The Street Fighter cartoon series, released in the U.S. in 1995, is based on the Japanese video game series of the same name. The main Street Fighter heroes are Ryu and Ken, a Japanese and a white American who train under Japanese karate master Gouken. Ryu and Ken are best friends and rivals.
It is interesting to note that key plot points differ between the U.S. cartoon and the Japanese official game storyline. The Japanese version unequivocally places Ryu as the best fighter in the world. Ken is a fighter close to his equal, but only Ryu can tap an inner spiritual power unreached by Ken.

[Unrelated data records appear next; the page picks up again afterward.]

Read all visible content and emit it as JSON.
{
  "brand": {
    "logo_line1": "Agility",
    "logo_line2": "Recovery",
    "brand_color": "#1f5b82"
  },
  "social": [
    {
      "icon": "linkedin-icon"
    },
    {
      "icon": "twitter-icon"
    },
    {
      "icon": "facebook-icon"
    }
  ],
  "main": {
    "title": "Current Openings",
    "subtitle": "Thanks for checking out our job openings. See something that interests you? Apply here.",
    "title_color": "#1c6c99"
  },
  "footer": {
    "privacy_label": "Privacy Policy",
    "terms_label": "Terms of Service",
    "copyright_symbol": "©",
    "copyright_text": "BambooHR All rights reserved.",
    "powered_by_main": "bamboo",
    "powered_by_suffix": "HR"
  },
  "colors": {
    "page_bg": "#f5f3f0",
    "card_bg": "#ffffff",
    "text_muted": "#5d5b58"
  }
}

The U.S. cartoon reverses this order in the episode The World's Greatest Warrior . In this episode, both Gouken and Ryu were defeated by the evil demon Akuma. White guy Ken is the only one who can save them. Ken defeats Akuma because of Ken's special quality as a warrior who "walks between the dark and the light". That is a quality lacking in the pure-hearted Ryu. The episode flips between Ken's womanizing activities and Ken beating Ryu up in training. Gouken credits Ken's carnal side with providing the "dark" component in the warrior's spirit.

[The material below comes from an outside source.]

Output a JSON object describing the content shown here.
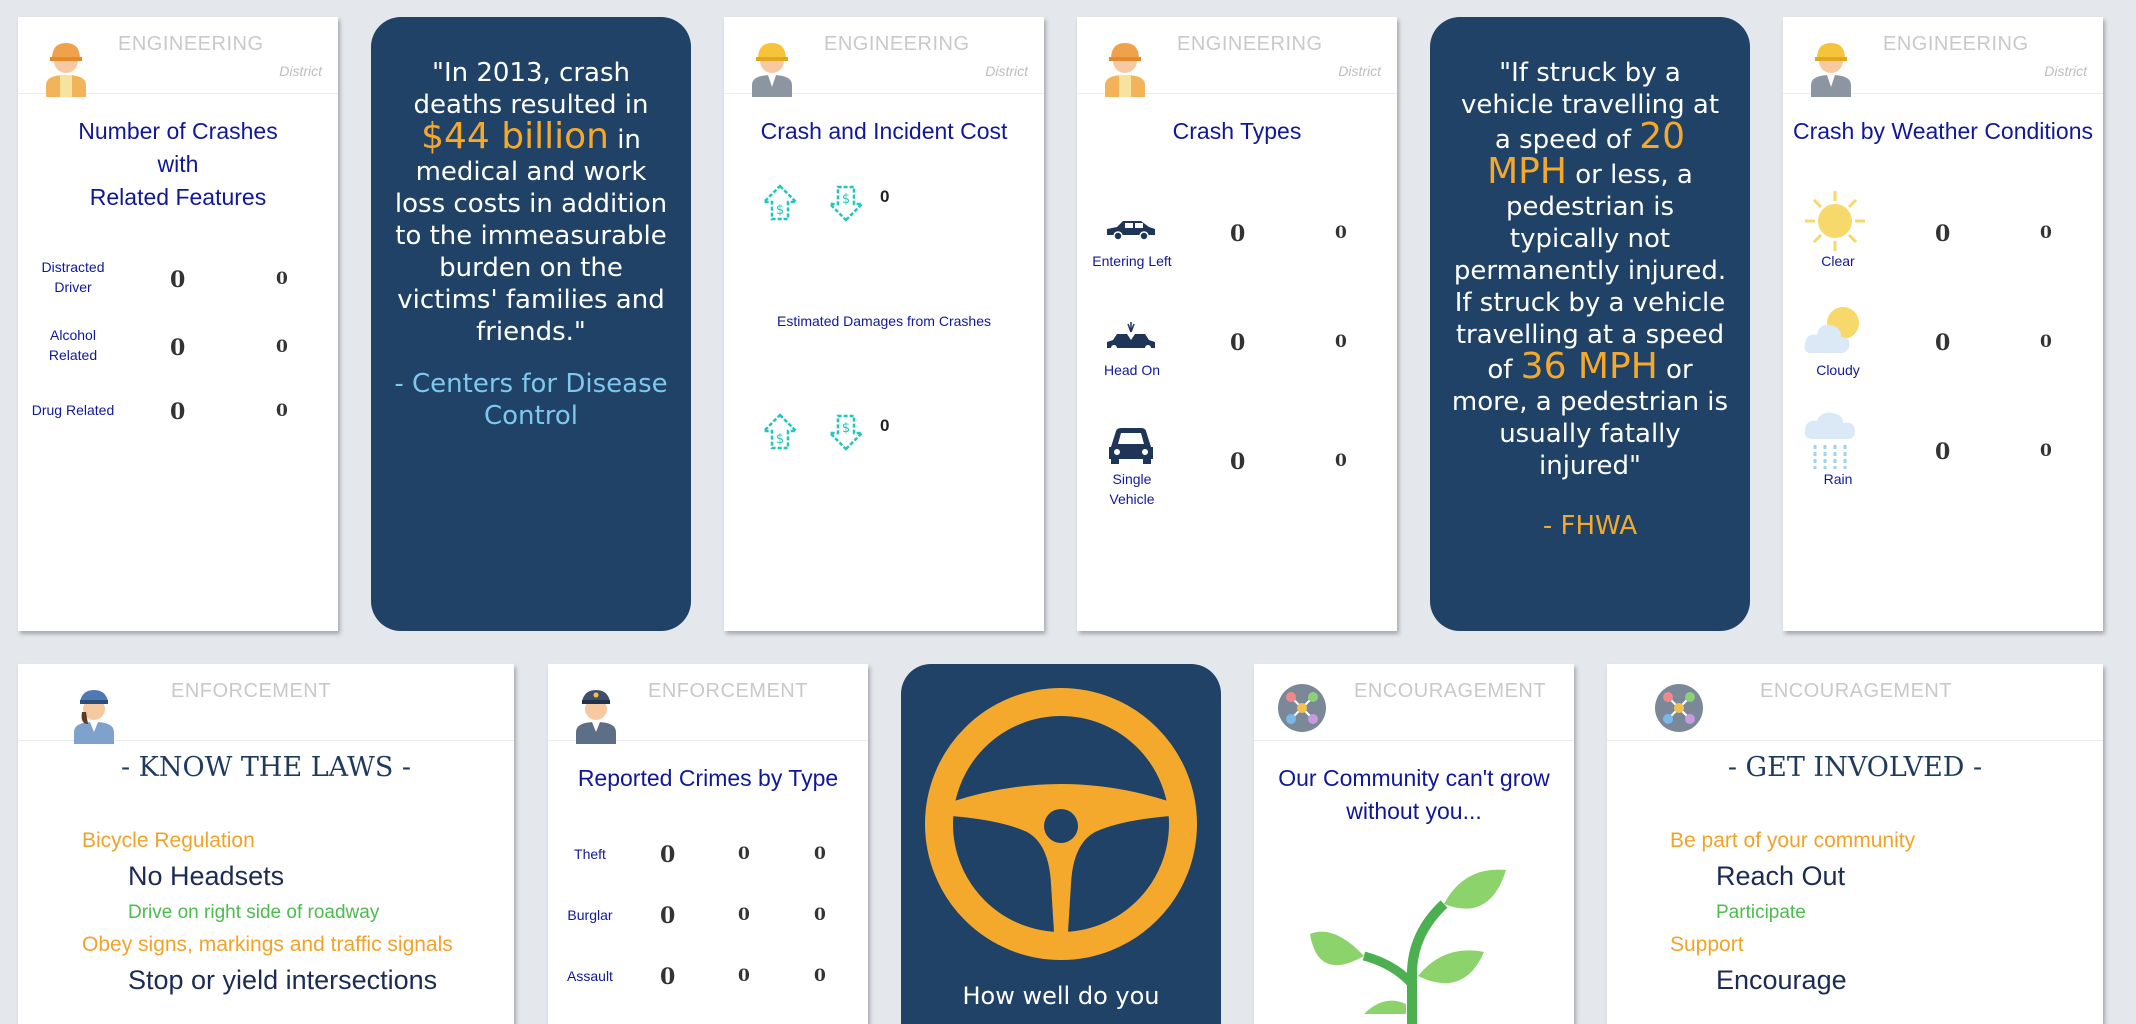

Another point worth nothing is that unsuitable European characteristics appear in the Asian characters. In the episode described above, Gouken, who is Japanese, has green eyes. His brother Akuma has red hair. In the episode The Strongest Women In The World Chunli's Indian fan is a little girl with green-brown eyes, following the larger media trend of marking the 'special' non-Caucasian character by with Caucasian eye color. (This European-eye-color 'marker' is also present in WB's cartoon feature The King and I"). South Asians with blue or green eyes do exists, but they are a small percentage of the population. Why not depict the character with an eye color more representational of the average population? Are brown eyes not good enough?
To give some credit to the Street Fighter cartoon, there are some positive dark characters of color. Dhalsim, an Indian scientist, was formerly enslaved by archvillain Bison. After his escape, Dhalsim uses his powers to fight Bison's evil. Blanka, the noble man-beast, was once a hunky, brown-skinned Brazilian. Bison forced Dhalsim to change Blanka into a green, red-haired monster. Ashamed of his appearance, Blanka ran away, but later found acceptance and shelter in a Native American nation. He repays their kindness by risking his life to save them from the clutches of the evil Bison.